Problem to work on ▸ Show every line below where "حالة" appears.
########################################
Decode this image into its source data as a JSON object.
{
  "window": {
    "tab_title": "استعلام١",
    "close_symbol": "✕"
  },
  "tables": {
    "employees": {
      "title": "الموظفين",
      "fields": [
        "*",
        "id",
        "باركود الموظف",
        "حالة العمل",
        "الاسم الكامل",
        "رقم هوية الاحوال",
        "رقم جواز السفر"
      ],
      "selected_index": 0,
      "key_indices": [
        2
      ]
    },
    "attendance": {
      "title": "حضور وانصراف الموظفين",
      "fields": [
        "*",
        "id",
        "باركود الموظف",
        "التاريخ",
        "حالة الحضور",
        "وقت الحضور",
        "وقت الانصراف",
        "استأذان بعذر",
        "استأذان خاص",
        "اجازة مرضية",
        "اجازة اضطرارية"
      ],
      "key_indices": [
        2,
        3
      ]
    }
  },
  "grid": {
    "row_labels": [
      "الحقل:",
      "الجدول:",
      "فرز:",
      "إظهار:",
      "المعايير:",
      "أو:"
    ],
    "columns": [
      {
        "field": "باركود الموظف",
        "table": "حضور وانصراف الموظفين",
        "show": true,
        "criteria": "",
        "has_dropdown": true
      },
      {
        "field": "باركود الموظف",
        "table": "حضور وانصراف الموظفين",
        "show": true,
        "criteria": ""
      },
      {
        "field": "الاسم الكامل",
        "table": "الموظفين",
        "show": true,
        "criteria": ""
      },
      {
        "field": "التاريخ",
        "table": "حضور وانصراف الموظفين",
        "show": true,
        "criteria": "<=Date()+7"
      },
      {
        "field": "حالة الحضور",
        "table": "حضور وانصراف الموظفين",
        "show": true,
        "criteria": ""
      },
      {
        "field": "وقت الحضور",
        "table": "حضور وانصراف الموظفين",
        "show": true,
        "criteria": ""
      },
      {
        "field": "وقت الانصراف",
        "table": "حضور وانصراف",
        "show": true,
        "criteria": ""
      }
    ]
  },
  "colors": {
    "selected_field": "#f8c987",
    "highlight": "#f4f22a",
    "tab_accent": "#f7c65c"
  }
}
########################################
Solved problem ▸
        "حالة العمل",
        "حالة الحضور",
        "field": "حالة الحضور",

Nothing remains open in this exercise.